### REQUIRED WORK
The required result is one figure, the count of lines below with the string "number" in them.

(Data about app and page elements)
◇ ◇ ◇ ◇ ◇ ◇ ◇

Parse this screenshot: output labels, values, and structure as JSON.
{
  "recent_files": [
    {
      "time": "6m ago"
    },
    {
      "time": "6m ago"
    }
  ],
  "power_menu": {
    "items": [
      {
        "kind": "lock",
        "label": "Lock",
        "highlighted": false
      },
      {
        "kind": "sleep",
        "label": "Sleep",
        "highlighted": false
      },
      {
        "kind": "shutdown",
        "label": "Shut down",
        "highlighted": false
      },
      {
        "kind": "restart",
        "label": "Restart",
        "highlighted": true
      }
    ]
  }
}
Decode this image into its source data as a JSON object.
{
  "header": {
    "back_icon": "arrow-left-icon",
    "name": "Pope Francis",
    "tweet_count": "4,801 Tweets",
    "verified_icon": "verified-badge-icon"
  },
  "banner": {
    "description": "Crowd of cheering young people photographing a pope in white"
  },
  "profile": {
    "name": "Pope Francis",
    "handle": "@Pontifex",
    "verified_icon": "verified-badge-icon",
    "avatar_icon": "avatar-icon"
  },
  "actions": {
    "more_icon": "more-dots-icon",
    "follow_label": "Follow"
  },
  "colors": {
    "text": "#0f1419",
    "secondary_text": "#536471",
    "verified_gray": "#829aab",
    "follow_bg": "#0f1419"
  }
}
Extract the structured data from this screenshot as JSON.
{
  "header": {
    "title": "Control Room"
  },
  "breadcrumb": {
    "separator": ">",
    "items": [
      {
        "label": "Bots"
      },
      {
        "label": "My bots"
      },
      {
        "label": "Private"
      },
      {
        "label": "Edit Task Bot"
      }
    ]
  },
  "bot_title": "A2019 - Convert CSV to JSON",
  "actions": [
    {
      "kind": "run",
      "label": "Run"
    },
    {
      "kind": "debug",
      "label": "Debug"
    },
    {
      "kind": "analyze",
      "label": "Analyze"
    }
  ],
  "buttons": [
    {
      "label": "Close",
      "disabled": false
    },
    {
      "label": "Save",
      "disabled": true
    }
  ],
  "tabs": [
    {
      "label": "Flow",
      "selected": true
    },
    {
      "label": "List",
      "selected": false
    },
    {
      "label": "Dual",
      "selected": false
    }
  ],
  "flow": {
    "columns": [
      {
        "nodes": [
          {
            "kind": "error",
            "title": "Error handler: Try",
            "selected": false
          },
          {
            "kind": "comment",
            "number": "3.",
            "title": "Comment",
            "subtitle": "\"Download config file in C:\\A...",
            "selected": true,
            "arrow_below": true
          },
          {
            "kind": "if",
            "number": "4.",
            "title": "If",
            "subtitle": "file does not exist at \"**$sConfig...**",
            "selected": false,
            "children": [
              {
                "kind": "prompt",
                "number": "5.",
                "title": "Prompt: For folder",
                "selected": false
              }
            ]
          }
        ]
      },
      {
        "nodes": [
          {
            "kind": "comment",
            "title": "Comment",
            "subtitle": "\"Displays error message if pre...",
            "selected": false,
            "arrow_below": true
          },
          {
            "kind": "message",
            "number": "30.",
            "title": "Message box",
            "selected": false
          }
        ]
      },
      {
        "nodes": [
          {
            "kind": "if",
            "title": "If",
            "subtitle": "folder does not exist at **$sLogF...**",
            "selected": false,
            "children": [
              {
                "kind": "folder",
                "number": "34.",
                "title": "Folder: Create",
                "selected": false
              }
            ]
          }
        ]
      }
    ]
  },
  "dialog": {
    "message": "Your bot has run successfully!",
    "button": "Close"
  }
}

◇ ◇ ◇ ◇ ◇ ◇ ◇

### RESPONSE
5